Other features include a drug interaction center, mental health library and documentary videos.

Ulifeline is a project of the non-profit Jed Foundation, which the Satows established following their son's suicide. It's dedicated to reducing the youth suicide rate and improve mental health support provided to American college students.

Phillip Satow says Ulifeline was inspired by discussions he had with University of Arizona students after his son killled himself.

"So many students there spoke to me about the development of a Web site. They felt it would be so valuable for them, in an anonymous way, to go to one place, have a URL to go to and have their questions answered or potentially be screened," Satow says.

"The development of this site and the items on the site came about really from the students themselves. I have really answered what are the perceived student needs," he says.

Ulifeline is available to universities through a free subscription. Each university gets a customized site that provides its students with information about mental health programs and resources at their university and in the local community.

Parents need to pay attention to their children's mental health and not rely on anyone else to do it, says Dr. Monica Michell, attending psychiatrist and former chief of child and adolescent psychiatry, Lenox Hill Hospital, New York City.

"What I would say to parents is that the responsibility may belong to the school and the health care system to a certain extent, but when push comes to shove, no one is really going to care about your child as much as you do. So, keep you eyes on your child," she says.

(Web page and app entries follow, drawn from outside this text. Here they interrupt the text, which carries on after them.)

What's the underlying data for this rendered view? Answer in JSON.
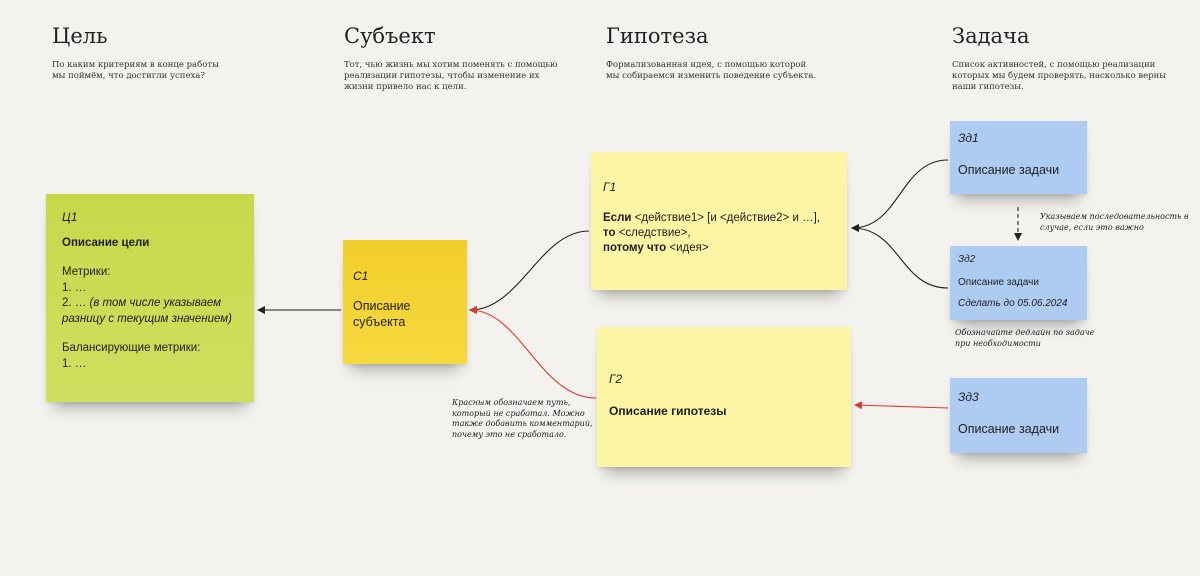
{
  "columns": [
    {
      "title": "Цель",
      "description": "По каким критериям в конце работы\nмы поймём, что достигли успеха?"
    },
    {
      "title": "Субъект",
      "description": "Тот, чью жизнь мы хотим поменять с помощью\nреализации гипотезы, чтобы изменение их\nжизни привело нас к цели."
    },
    {
      "title": "Гипотеза",
      "description": "Формализованная идея, с помощью которой\nмы собираемся изменить поведение субъекта."
    },
    {
      "title": "Задача",
      "description": "Список активностей, с помощью реализации\nкоторых мы будем проверять, насколько верны\nнаши гипотезы."
    }
  ],
  "goal": {
    "id": "Ц1",
    "title": "Описание цели",
    "metrics_label": "Метрики:",
    "metric_1": "1. …",
    "metric_2_prefix": "2. … ",
    "metric_2_note": "(в том числе указываем\nразницу с текущим значением)",
    "balancing_label": "Балансирующие метрики:",
    "balancing_1": "1. …"
  },
  "subject": {
    "id": "С1",
    "text": "Описание\nсубъекта"
  },
  "hypothesis_1": {
    "id": "Г1",
    "if_kw": "Если",
    "if_text": " <действие1> [и <действие2> и …],",
    "then_kw": "то",
    "then_text": " <следствие>,",
    "because_kw": "потому что",
    "because_text": " <идея>"
  },
  "hypothesis_2": {
    "id": "Г2",
    "text": "Описание гипотезы"
  },
  "tasks": [
    {
      "id": "Зд1",
      "text": "Описание задачи"
    },
    {
      "id": "Зд2",
      "text": "Описание задачи",
      "deadline": "Сделать до 05.06.2024"
    },
    {
      "id": "Зд3",
      "text": "Описание задачи"
    }
  ],
  "annotations": {
    "sequence": "Указываем последовательность в\nслучае, если это важно",
    "deadline": "Обозначайте дедлайн по задаче\nпри необходимости",
    "failed": "Красным обозначаем путь,\nкоторый не сработал. Можно\nтакже добавить комментарий,\nпочему это не сработало."
  },
  "colors": {
    "goal_note": "#c9dc50",
    "subject_note": "#f4d334",
    "hypothesis_note": "#fbf5a4",
    "task_note": "#aecbf2",
    "working_path": "#222222",
    "failed_path": "#d93a2b"
  }
}
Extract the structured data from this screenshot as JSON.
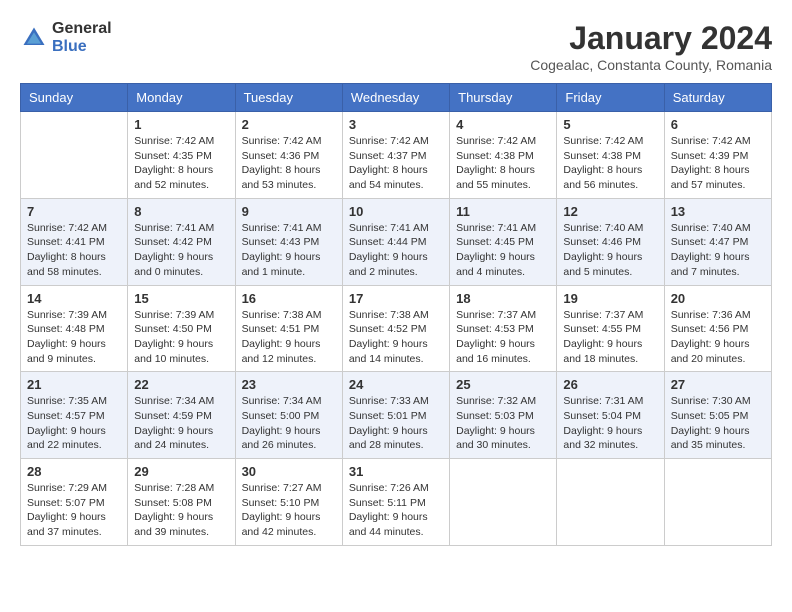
{
  "header": {
    "logo_general": "General",
    "logo_blue": "Blue",
    "month_title": "January 2024",
    "subtitle": "Cogealac, Constanta County, Romania"
  },
  "columns": [
    "Sunday",
    "Monday",
    "Tuesday",
    "Wednesday",
    "Thursday",
    "Friday",
    "Saturday"
  ],
  "weeks": [
    {
      "days": [
        {
          "number": "",
          "sunrise": "",
          "sunset": "",
          "daylight": ""
        },
        {
          "number": "1",
          "sunrise": "Sunrise: 7:42 AM",
          "sunset": "Sunset: 4:35 PM",
          "daylight": "Daylight: 8 hours and 52 minutes."
        },
        {
          "number": "2",
          "sunrise": "Sunrise: 7:42 AM",
          "sunset": "Sunset: 4:36 PM",
          "daylight": "Daylight: 8 hours and 53 minutes."
        },
        {
          "number": "3",
          "sunrise": "Sunrise: 7:42 AM",
          "sunset": "Sunset: 4:37 PM",
          "daylight": "Daylight: 8 hours and 54 minutes."
        },
        {
          "number": "4",
          "sunrise": "Sunrise: 7:42 AM",
          "sunset": "Sunset: 4:38 PM",
          "daylight": "Daylight: 8 hours and 55 minutes."
        },
        {
          "number": "5",
          "sunrise": "Sunrise: 7:42 AM",
          "sunset": "Sunset: 4:38 PM",
          "daylight": "Daylight: 8 hours and 56 minutes."
        },
        {
          "number": "6",
          "sunrise": "Sunrise: 7:42 AM",
          "sunset": "Sunset: 4:39 PM",
          "daylight": "Daylight: 8 hours and 57 minutes."
        }
      ]
    },
    {
      "days": [
        {
          "number": "7",
          "sunrise": "Sunrise: 7:42 AM",
          "sunset": "Sunset: 4:41 PM",
          "daylight": "Daylight: 8 hours and 58 minutes."
        },
        {
          "number": "8",
          "sunrise": "Sunrise: 7:41 AM",
          "sunset": "Sunset: 4:42 PM",
          "daylight": "Daylight: 9 hours and 0 minutes."
        },
        {
          "number": "9",
          "sunrise": "Sunrise: 7:41 AM",
          "sunset": "Sunset: 4:43 PM",
          "daylight": "Daylight: 9 hours and 1 minute."
        },
        {
          "number": "10",
          "sunrise": "Sunrise: 7:41 AM",
          "sunset": "Sunset: 4:44 PM",
          "daylight": "Daylight: 9 hours and 2 minutes."
        },
        {
          "number": "11",
          "sunrise": "Sunrise: 7:41 AM",
          "sunset": "Sunset: 4:45 PM",
          "daylight": "Daylight: 9 hours and 4 minutes."
        },
        {
          "number": "12",
          "sunrise": "Sunrise: 7:40 AM",
          "sunset": "Sunset: 4:46 PM",
          "daylight": "Daylight: 9 hours and 5 minutes."
        },
        {
          "number": "13",
          "sunrise": "Sunrise: 7:40 AM",
          "sunset": "Sunset: 4:47 PM",
          "daylight": "Daylight: 9 hours and 7 minutes."
        }
      ]
    },
    {
      "days": [
        {
          "number": "14",
          "sunrise": "Sunrise: 7:39 AM",
          "sunset": "Sunset: 4:48 PM",
          "daylight": "Daylight: 9 hours and 9 minutes."
        },
        {
          "number": "15",
          "sunrise": "Sunrise: 7:39 AM",
          "sunset": "Sunset: 4:50 PM",
          "daylight": "Daylight: 9 hours and 10 minutes."
        },
        {
          "number": "16",
          "sunrise": "Sunrise: 7:38 AM",
          "sunset": "Sunset: 4:51 PM",
          "daylight": "Daylight: 9 hours and 12 minutes."
        },
        {
          "number": "17",
          "sunrise": "Sunrise: 7:38 AM",
          "sunset": "Sunset: 4:52 PM",
          "daylight": "Daylight: 9 hours and 14 minutes."
        },
        {
          "number": "18",
          "sunrise": "Sunrise: 7:37 AM",
          "sunset": "Sunset: 4:53 PM",
          "daylight": "Daylight: 9 hours and 16 minutes."
        },
        {
          "number": "19",
          "sunrise": "Sunrise: 7:37 AM",
          "sunset": "Sunset: 4:55 PM",
          "daylight": "Daylight: 9 hours and 18 minutes."
        },
        {
          "number": "20",
          "sunrise": "Sunrise: 7:36 AM",
          "sunset": "Sunset: 4:56 PM",
          "daylight": "Daylight: 9 hours and 20 minutes."
        }
      ]
    },
    {
      "days": [
        {
          "number": "21",
          "sunrise": "Sunrise: 7:35 AM",
          "sunset": "Sunset: 4:57 PM",
          "daylight": "Daylight: 9 hours and 22 minutes."
        },
        {
          "number": "22",
          "sunrise": "Sunrise: 7:34 AM",
          "sunset": "Sunset: 4:59 PM",
          "daylight": "Daylight: 9 hours and 24 minutes."
        },
        {
          "number": "23",
          "sunrise": "Sunrise: 7:34 AM",
          "sunset": "Sunset: 5:00 PM",
          "daylight": "Daylight: 9 hours and 26 minutes."
        },
        {
          "number": "24",
          "sunrise": "Sunrise: 7:33 AM",
          "sunset": "Sunset: 5:01 PM",
          "daylight": "Daylight: 9 hours and 28 minutes."
        },
        {
          "number": "25",
          "sunrise": "Sunrise: 7:32 AM",
          "sunset": "Sunset: 5:03 PM",
          "daylight": "Daylight: 9 hours and 30 minutes."
        },
        {
          "number": "26",
          "sunrise": "Sunrise: 7:31 AM",
          "sunset": "Sunset: 5:04 PM",
          "daylight": "Daylight: 9 hours and 32 minutes."
        },
        {
          "number": "27",
          "sunrise": "Sunrise: 7:30 AM",
          "sunset": "Sunset: 5:05 PM",
          "daylight": "Daylight: 9 hours and 35 minutes."
        }
      ]
    },
    {
      "days": [
        {
          "number": "28",
          "sunrise": "Sunrise: 7:29 AM",
          "sunset": "Sunset: 5:07 PM",
          "daylight": "Daylight: 9 hours and 37 minutes."
        },
        {
          "number": "29",
          "sunrise": "Sunrise: 7:28 AM",
          "sunset": "Sunset: 5:08 PM",
          "daylight": "Daylight: 9 hours and 39 minutes."
        },
        {
          "number": "30",
          "sunrise": "Sunrise: 7:27 AM",
          "sunset": "Sunset: 5:10 PM",
          "daylight": "Daylight: 9 hours and 42 minutes."
        },
        {
          "number": "31",
          "sunrise": "Sunrise: 7:26 AM",
          "sunset": "Sunset: 5:11 PM",
          "daylight": "Daylight: 9 hours and 44 minutes."
        },
        {
          "number": "",
          "sunrise": "",
          "sunset": "",
          "daylight": ""
        },
        {
          "number": "",
          "sunrise": "",
          "sunset": "",
          "daylight": ""
        },
        {
          "number": "",
          "sunrise": "",
          "sunset": "",
          "daylight": ""
        }
      ]
    }
  ]
}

She says parents who suspect something is wrong should arrange for their child to see a mental health professional.

"If you're worried, it's always worth seeking a consultation or evaluation even if the outcome ... is that someone says your child is homesick and going through an adjustment period in the first year of college," Michell says.

Satow says there are about 30 universities on the waiting list, and he expects to have about a dozen online by mid-August. He hopes to eventually get all universities in the United States to subscribe to the program.

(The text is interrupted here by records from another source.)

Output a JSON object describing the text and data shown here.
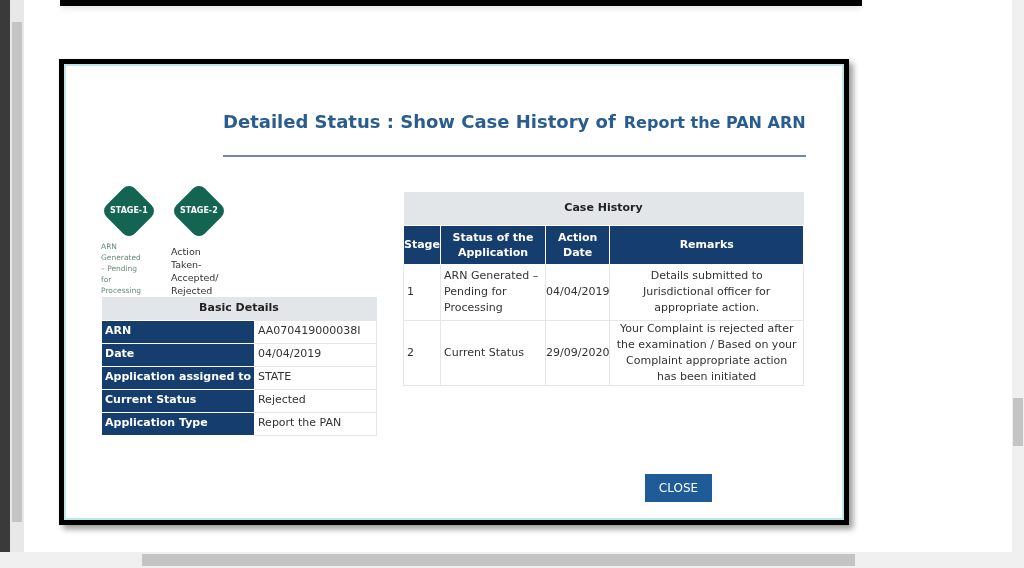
{
  "title": {
    "text": "Detailed Status : Show Case History of",
    "subject": "Report the PAN ARN"
  },
  "stages": [
    {
      "label": "STAGE-1",
      "caption": "ARN Generated – Pending for Processing",
      "current": false
    },
    {
      "label": "STAGE-2",
      "caption": "Action Taken- Accepted/ Rejected",
      "current": true
    }
  ],
  "basic_details": {
    "heading": "Basic Details",
    "rows": [
      {
        "label": "ARN",
        "value": "AA070419000038I"
      },
      {
        "label": "Date",
        "value": "04/04/2019"
      },
      {
        "label": "Application assigned to",
        "value": "STATE"
      },
      {
        "label": "Current Status",
        "value": "Rejected"
      },
      {
        "label": "Application Type",
        "value": "Report the PAN"
      }
    ]
  },
  "case_history": {
    "heading": "Case History",
    "columns": [
      "Stage",
      "Status of the Application",
      "Action Date",
      "Remarks"
    ],
    "rows": [
      [
        "1",
        "ARN Generated – Pending for Processing",
        "04/04/2019",
        "Details submitted to Jurisdictional officer for appropriate action."
      ],
      [
        "2",
        "Current Status",
        "29/09/2020",
        "Your Complaint is rejected after the examination / Based on your Complaint appropriate action has been initiated"
      ]
    ]
  },
  "close_button": "CLOSE"
}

Ulifeline is only for colleges students. But the Jed Foundation plans a section at its home Web site to offer information and advice for parents concerned about the mental and emotional well-being of their children about to start, or already at college.

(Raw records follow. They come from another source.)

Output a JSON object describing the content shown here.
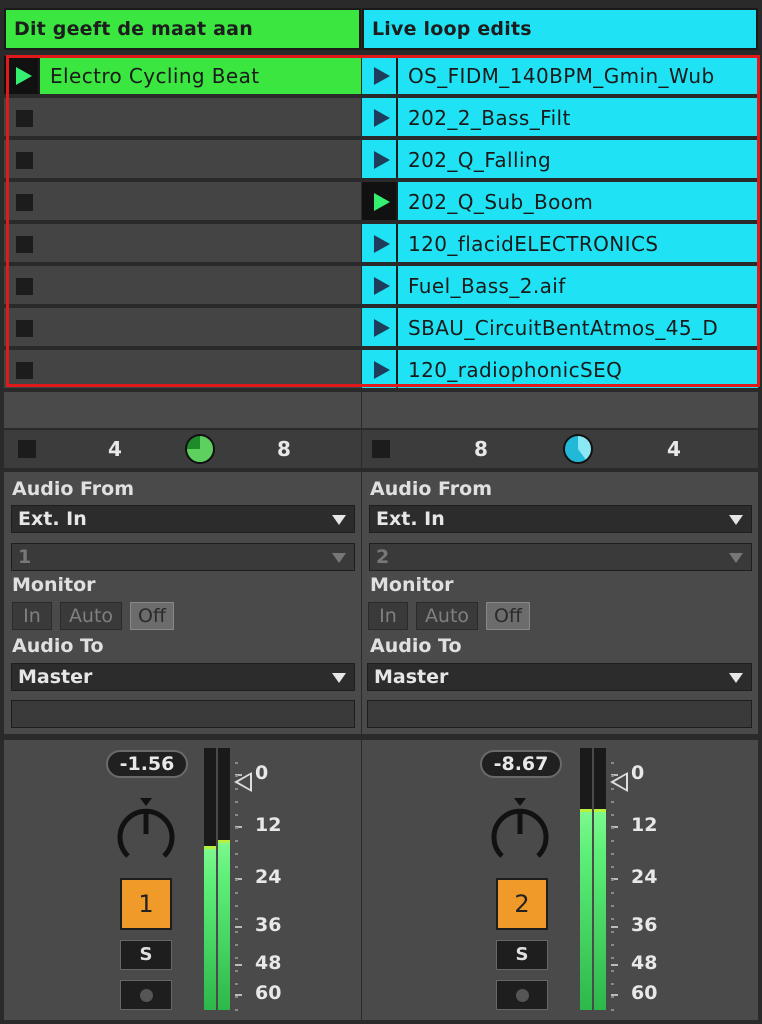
{
  "colors": {
    "track1": "#3ae63f",
    "track2": "#1fe3f5",
    "selection": "#e01a1a",
    "track_number": "#f09a2a"
  },
  "tracks": [
    {
      "name": "Dit geeft de maat aan",
      "clips": [
        {
          "name": "Electro Cycling Beat",
          "playing": true
        },
        null,
        null,
        null,
        null,
        null,
        null,
        null
      ],
      "status": {
        "left": "4",
        "right": "8",
        "pie_fraction": 0.75
      },
      "audio_from": {
        "label": "Audio From",
        "source": "Ext. In",
        "channel": "1"
      },
      "monitor": {
        "label": "Monitor",
        "options": [
          "In",
          "Auto",
          "Off"
        ],
        "selected": "Off"
      },
      "audio_to": {
        "label": "Audio To",
        "target": "Master"
      },
      "volume": "-1.56",
      "meter_levels": [
        0.62,
        0.64
      ],
      "number": "1",
      "solo_label": "S"
    },
    {
      "name": "Live loop edits",
      "clips": [
        {
          "name": "OS_FIDM_140BPM_Gmin_Wub",
          "playing": false
        },
        {
          "name": "202_2_Bass_Filt",
          "playing": false
        },
        {
          "name": "202_Q_Falling",
          "playing": false
        },
        {
          "name": "202_Q_Sub_Boom",
          "playing": true
        },
        {
          "name": "120_flacidELECTRONICS",
          "playing": false
        },
        {
          "name": "Fuel_Bass_2.aif",
          "playing": false
        },
        {
          "name": "SBAU_CircuitBentAtmos_45_D",
          "playing": false
        },
        {
          "name": "120_radiophonicSEQ",
          "playing": false
        }
      ],
      "status": {
        "left": "8",
        "right": "4",
        "pie_fraction": 0.4
      },
      "audio_from": {
        "label": "Audio From",
        "source": "Ext. In",
        "channel": "2"
      },
      "monitor": {
        "label": "Monitor",
        "options": [
          "In",
          "Auto",
          "Off"
        ],
        "selected": "Off"
      },
      "audio_to": {
        "label": "Audio To",
        "target": "Master"
      },
      "volume": "-8.67",
      "meter_levels": [
        0.76,
        0.76
      ],
      "number": "2",
      "solo_label": "S"
    }
  ],
  "meter_scale": [
    "0",
    "12",
    "24",
    "36",
    "48",
    "60"
  ]
}
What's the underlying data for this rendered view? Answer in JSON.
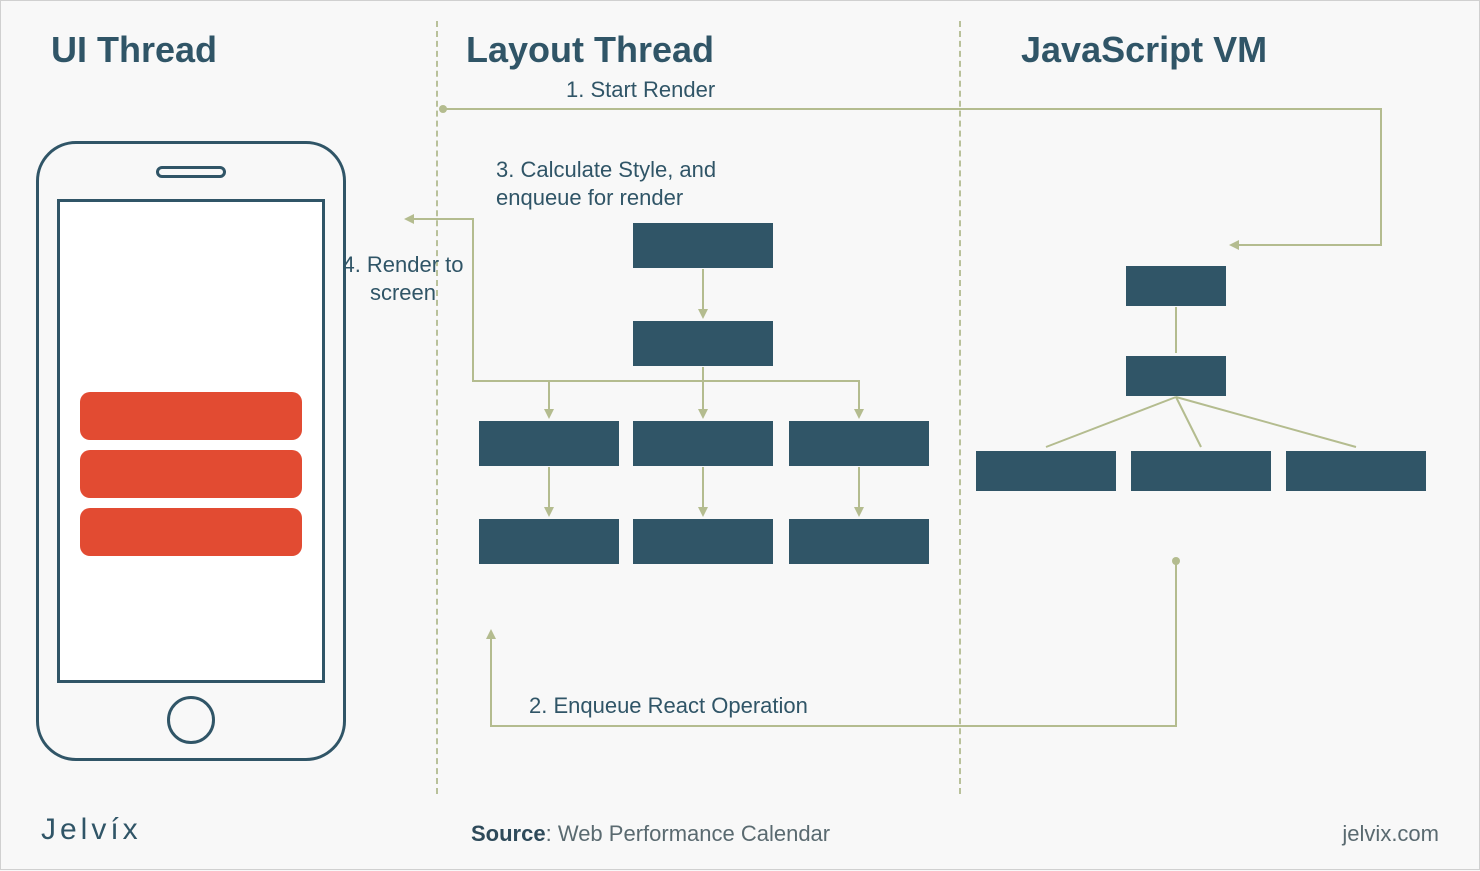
{
  "columns": {
    "ui": "UI Thread",
    "layout": "Layout Thread",
    "jsvm": "JavaScript VM"
  },
  "steps": {
    "s1": "1. Start Render",
    "s2": "2. Enqueue React Operation",
    "s3_line1": "3. Calculate Style, and",
    "s3_line2": "enqueue for render",
    "s4_line1": "4. Render to",
    "s4_line2": "screen"
  },
  "footer": {
    "source_label": "Source",
    "source_value": "Web Performance Calendar",
    "site": "jelvix.com",
    "brand": "Jelvíx"
  },
  "colors": {
    "node": "#305567",
    "accent": "#e24b32",
    "olive": "#b4bc8f"
  }
}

The Jed Foundation says parents, college officials and fellow students should be on the lookout for suicide warning signs. They include: social withdrawal; dramatic personality changes; drug or alcohol abuse; notes or poems about death; talk about suicide; giving away prized possessions; decline in quality of schoolwork; difficulty concentrating; dramatic change in eating or sleeping habits; extreme distress about romantic relationships.

And here's information from the Jed Foundation about risk factors. They include:

  • Mental illness -- 90 percent of adolescents who commit suicide have at least one diagnosable, active psychiatric illness.
  • Previous suicide attempts -- Among adolescents who commit suicide, between 26 and 33 percent have made a previous suicide attempt.
  • Stressors -- In many cases, a youth suicide happens after the victim has been in trouble or had a recent disappointment, rejection or academic pressure.
  • Firearms -- 64 percent of suicide victims between 10 and 24 years old used a gun to kill themselves.

    What To Do

    You can get more information about Ulifeline and the Jed Foundation by clicking here.

    More information about suicide prevention can be found at the Nemours Foundation.

    And the American Foundation for Suicide Prevention is holding a special overnight walk in Washington, D.C., this month to raise awareness of the issue. For further information, you can click here.

  • SOURCES: Phillip Satow, Jed Foundation, New York City; Monica Michell, M.D., attending psychiatrist, Lenox Hill Hospital, New York City
    Consumer News